MATERIAL TO PROCESS:
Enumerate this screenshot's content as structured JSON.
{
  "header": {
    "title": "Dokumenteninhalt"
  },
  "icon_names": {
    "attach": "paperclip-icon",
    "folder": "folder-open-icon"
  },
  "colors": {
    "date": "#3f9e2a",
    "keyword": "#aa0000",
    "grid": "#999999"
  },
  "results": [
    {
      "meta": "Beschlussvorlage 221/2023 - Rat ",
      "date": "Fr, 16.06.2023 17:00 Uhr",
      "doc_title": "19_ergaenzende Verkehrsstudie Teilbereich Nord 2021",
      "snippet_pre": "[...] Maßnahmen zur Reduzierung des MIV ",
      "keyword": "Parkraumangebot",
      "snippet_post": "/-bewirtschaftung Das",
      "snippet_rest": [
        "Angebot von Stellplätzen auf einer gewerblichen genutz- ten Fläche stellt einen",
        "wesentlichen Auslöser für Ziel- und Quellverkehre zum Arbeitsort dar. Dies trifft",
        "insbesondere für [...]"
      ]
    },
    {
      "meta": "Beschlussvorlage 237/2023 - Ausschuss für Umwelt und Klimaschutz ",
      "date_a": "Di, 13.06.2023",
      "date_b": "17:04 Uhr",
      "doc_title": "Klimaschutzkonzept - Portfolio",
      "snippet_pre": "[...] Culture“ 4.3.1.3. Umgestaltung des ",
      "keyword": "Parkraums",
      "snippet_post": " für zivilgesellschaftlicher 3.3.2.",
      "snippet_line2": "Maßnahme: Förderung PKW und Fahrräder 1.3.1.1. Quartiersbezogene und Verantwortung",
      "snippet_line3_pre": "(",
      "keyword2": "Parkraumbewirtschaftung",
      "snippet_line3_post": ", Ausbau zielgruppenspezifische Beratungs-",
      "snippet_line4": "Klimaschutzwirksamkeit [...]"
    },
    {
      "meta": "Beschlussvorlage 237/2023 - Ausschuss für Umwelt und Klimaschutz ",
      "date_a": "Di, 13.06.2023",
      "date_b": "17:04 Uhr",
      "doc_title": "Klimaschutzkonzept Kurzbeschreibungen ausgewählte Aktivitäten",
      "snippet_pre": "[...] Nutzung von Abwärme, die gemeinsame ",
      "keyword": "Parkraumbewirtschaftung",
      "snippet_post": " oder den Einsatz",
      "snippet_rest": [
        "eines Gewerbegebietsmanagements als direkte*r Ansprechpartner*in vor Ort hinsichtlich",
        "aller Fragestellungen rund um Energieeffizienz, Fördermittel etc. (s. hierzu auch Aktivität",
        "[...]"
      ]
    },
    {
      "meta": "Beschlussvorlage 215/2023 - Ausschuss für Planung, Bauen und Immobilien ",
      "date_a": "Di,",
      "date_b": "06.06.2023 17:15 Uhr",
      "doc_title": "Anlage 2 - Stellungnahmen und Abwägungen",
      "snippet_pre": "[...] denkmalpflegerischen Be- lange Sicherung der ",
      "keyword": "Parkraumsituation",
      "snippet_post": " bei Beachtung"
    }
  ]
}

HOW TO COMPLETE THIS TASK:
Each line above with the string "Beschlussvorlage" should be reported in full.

RESPONSE BELOW:
      "meta": "Beschlussvorlage 221/2023 - Rat ",
      "meta": "Beschlussvorlage 237/2023 - Ausschuss für Umwelt und Klimaschutz ",
      "meta": "Beschlussvorlage 237/2023 - Ausschuss für Umwelt und Klimaschutz ",
      "meta": "Beschlussvorlage 215/2023 - Ausschuss für Planung, Bauen und Immobilien ",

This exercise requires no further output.